When you’re through, with all your polishing and no scratches remain, it should look something like this.
For those of you not putting a light in your sword: Congratulations! You are finished! Enjoy your beautiful Seraph Blade.
For those of you inserting an LED, your toil is not yet done. Come with me to the magical land of … hiding something in a crystal-clear object.
You’re going to need a hilt wrapping on your sword to conceal the flash light. There’s really not any way around that. A lot of people were surprised when the Shadowhunters TV series launched and the Seraph Blades had opaque handles. If you give it some thought, though, you can totally see why.
You can read through it for crying out loud. How are you going to hide anything in there?
Well, grab your graph paper, it’s time to take measurements of your sword handle. You can cut and wrap the paper around the hilt as much as you like until you’re content with the design of the wrapping.
Remember that if you’re painting the leather, it’s going to shrink a little as the leather paint dries! So leave a little extra space. Take note of how wide the Velcro is, or how wide the snaps are, and make sure that the wrapping overlaps at least that much. I’m using Velcro in this tutorial.
It’s up to you how you want to design the hilt wrapping. The one I’m going to show you is a double wrap simply because I like how it looks.

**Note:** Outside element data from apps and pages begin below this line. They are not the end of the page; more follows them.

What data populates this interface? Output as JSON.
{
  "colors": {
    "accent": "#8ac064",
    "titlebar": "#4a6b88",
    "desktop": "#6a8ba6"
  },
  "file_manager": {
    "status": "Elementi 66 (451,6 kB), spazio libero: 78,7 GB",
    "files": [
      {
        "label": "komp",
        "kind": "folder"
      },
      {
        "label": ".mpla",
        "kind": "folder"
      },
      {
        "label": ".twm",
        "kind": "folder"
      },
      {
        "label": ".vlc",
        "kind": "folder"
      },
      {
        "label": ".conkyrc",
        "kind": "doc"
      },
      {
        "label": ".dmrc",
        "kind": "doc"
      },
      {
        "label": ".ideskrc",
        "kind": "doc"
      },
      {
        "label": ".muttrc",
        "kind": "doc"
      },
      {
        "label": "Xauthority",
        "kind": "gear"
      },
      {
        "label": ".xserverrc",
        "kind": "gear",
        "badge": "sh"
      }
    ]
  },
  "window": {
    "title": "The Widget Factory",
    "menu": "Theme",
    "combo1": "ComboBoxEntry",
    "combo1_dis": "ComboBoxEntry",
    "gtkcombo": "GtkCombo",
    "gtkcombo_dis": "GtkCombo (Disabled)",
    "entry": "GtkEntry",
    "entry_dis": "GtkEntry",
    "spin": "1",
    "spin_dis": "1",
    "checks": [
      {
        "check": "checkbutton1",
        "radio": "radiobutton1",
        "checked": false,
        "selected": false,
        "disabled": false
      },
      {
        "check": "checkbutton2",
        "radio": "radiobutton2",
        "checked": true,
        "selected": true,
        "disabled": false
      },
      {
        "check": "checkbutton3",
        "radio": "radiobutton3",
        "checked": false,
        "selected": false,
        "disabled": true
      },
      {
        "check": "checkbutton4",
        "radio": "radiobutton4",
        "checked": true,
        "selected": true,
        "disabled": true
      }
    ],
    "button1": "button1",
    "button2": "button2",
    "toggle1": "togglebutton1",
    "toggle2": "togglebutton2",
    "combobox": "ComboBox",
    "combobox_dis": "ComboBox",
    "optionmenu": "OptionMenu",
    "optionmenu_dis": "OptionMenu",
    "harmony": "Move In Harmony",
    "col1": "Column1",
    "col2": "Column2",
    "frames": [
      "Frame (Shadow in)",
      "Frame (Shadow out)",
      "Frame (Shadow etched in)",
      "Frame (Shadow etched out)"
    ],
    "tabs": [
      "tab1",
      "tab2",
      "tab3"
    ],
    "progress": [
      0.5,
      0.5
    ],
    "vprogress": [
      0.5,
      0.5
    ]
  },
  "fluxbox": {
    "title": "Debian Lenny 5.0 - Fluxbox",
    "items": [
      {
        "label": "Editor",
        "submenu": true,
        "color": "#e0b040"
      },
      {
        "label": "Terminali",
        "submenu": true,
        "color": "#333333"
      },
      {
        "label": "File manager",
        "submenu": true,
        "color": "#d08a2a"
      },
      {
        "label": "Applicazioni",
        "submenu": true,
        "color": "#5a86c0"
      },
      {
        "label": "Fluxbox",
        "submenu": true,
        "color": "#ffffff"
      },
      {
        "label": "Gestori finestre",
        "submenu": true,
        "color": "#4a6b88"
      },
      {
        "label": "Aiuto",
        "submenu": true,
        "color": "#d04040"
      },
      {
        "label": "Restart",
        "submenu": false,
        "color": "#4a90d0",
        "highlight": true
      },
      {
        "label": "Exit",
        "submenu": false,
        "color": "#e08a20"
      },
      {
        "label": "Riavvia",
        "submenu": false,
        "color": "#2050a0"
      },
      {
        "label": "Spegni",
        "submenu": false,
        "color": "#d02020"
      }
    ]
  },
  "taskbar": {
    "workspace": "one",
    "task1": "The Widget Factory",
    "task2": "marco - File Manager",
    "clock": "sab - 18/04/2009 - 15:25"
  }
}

Azrael is wrapped in a pair of old socks here to protect it from getting dinged on tools and tables and whatnot while I move it at all sorts of weird angles for the fitting.
Once you are sure of your design, cut the leather. I use vegetable tanned leather because it is relatively easy to mould to the correct shape by immersing it in hot water for a few minutes, and then wrapping it around the hilt to dry.
If you’re painting it, make sure it is completely dry before doing so. It may take a day or so to get it in the right shape and dried properly. Again, patience is the key to success with this.
I paint the interior of the hilt wrap as well as the exterior because I do not want the cow-hide colour to show through the sword. It will take several coats to achieve a good look. Give each coat four to six hours to dry before applying the next one.
Wrap the painted leather around the hilt and carefully cut a hole where the light recess is. I use a scalpel for this.
Glue the leather wrap in place and wind string securely around it so that it stays put while drying. This usually takes another day.
For this style of wrapping, I have used a length of suede to go around the hilt a second time and form the flap that covers the flashlight. Yes. This takes another day to dry.
Now it is time to cut the Velcro and glue it in place. I have used a combination of paper clips and string to hold them while they dry. This takes … how did you know? Yes. Another day. See, you’re getting the hang of this already!
At long last, we can put the light in its new home. I’ve secured a length of elastic to the back of it so it can be easily retrieved. You don’t have to do this but it is convenient.
Flashlight? What flashlight? I’ll have you know that my Seraph Blade ignites with the power of the angels! Hmph! Mundies.
Now we may remove the protective socks and feast our eyes on a brand new LED-equipped sword.
Weeks of labour. But suddenly, it all seems worth it.
Sometimes, my customers can find it hard to be patient, but I think you can now see why you have to wait so long for your new baby to arrive! I don’t know about you, but I have a new appreciation for the stubborn, hard-as-nails attitudes of the Iron Sisters.
I know, I know. You’re all waiting for me to stop talking and show you the light.
Possibly the bathroom selfie of the year.
Unmistakably glowing, even in bright sunlight.
So that’s my tutorial. If you have any questions or comments, feel free to scribble something in the comments section below. I love chatting with my fellow Shadowhunter fans.